Grace released the first look photo of herself in costume in January of this year, along with a passage from the comic book Batgirl: Year One: “I play off their expectations.”
That will be their downfall. It’s not mine. Allow them to all underestimate me… Let me kick their buttocks when their defense is down and their pride is rising.”
Warner Bros. Cancels ‘Batgirl’ Film, It Will Not Be Released on Any Platform
The feature film adaptation of the DC Comics character “Batgirl” has been canceled, Variety has confirmed. It will not premiere on any studio platform, neither in theaters nor on HBO Max.
The production, starring Leslie Grace as Barbara Gordon (aka Batgirl) and directed by “Bad Boys for Life” and “Ms. Marvel” directors Adil El Arbi and Bilall Fallah, was given the green light in 2021 as part of a Warner Bros.-wide initiative to create original feature films for HBO Max.
However, the new corporate leadership at Warner Bros. Discovery has shifted the company’s focus back to theatrical movies, leaving “Batgirl” without a home.
The studio has also scrapped “Scoob!: Holiday Haunt,” a sequel to the upcoming feature “Scoob!” In December of 2021, HBO Max debuted a sizzle reel featuring footage from the animated adaption of the “Scooby-Doo” series. According to several sources, the project cost Warner Bros. $40 million.
Studio insiders assert that the decision to cancel “Batgirl” had nothing to do with the film’s quality or the filmmakers’ dedication, but rather with the studio’s desire to produce blockbuster-sized DC films.
“Batgirl” was financed for home viewing on HBO Max and not for global theatrical distribution.
Due in part to COVID-related delays and restrictions, the initial $75 million production budget for the picture, which completed principal photography earlier this year and was in post-production, increased to $90 million.
The decision nevertheless comes as a surprise, given studios usually never shelve productions without a return on their investment. It also comes at a time when Warner Bros. is still deciding what to do with “The Flash,” a DC adaptation designed and financed for theatrical release in 2023.
The project has been severely hampered by Ezra Miller’s frequent charges of abuse and wrongdoing.
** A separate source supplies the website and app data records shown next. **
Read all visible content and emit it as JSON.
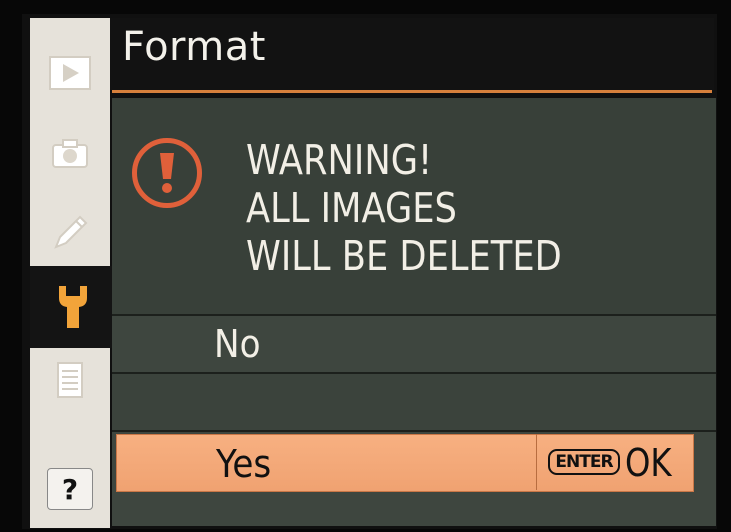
{
  "header": {
    "title": "Format"
  },
  "sidebar": {
    "tabs": [
      {
        "icon": "playback-icon"
      },
      {
        "icon": "camera-icon"
      },
      {
        "icon": "pencil-icon"
      },
      {
        "icon": "wrench-icon",
        "selected": true
      },
      {
        "icon": "retouch-icon"
      }
    ],
    "help_label": "?"
  },
  "dialog": {
    "icon": "warning-icon",
    "warning_lines": [
      "WARNING!",
      "ALL IMAGES",
      "WILL BE DELETED"
    ],
    "options": [
      {
        "label": "No"
      },
      {
        "label": "Yes",
        "selected": true
      }
    ],
    "enter_key_label": "ENTER",
    "ok_label": "OK"
  },
  "colors": {
    "accent": "#d6803c",
    "warning": "#e0603a",
    "panel": "#3e463f",
    "selection": "#f3a775"
  }
}
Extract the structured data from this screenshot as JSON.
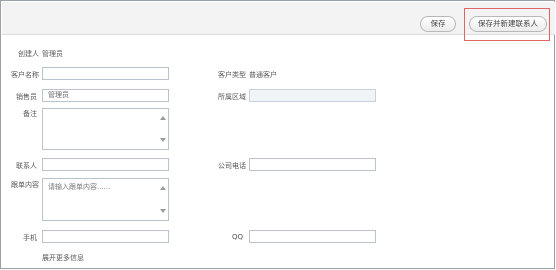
{
  "toolbar": {
    "save_label": "保存",
    "save_new_contact_label": "保存并新建联系人"
  },
  "form": {
    "creator": {
      "label": "创建人",
      "value": "管理员"
    },
    "customer_name": {
      "label": "客户名称",
      "value": ""
    },
    "customer_type": {
      "label": "客户类型",
      "value": "普通客户"
    },
    "salesperson": {
      "label": "销售员",
      "value": "管理员"
    },
    "region": {
      "label": "所属区域",
      "value": ""
    },
    "remarks": {
      "label": "备注",
      "value": ""
    },
    "contact": {
      "label": "联系人",
      "value": ""
    },
    "company_phone": {
      "label": "公司电话",
      "value": ""
    },
    "follow_up": {
      "label": "跟单内容",
      "placeholder": "请输入跟单内容......"
    },
    "mobile": {
      "label": "手机",
      "value": ""
    },
    "qq": {
      "label": "QQ",
      "value": ""
    },
    "expand_more": "展开更多信息"
  }
}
And it’s not as if “Batgirl” was a minor film. In addition to Grace, J.K. Simmons portrays Commissioner Jim Gordon, Barbara’s father, while Michael Keaton reprises his role as Batman.
Grace told Variety in April that she had preliminary discussions with El Arbi and Fallah about what a sequel “might be.” Firefly is portrayed by Brendan Fraser.
Grace remarked of the film, “There are insane feats and drops.” “She’s a biker chick, so you can expect her to display a lot of badassery… There were many long days, but they were well worth it.” The New York Post was the first to disclose that Warner Bros. will not be releasing “Batgirl.”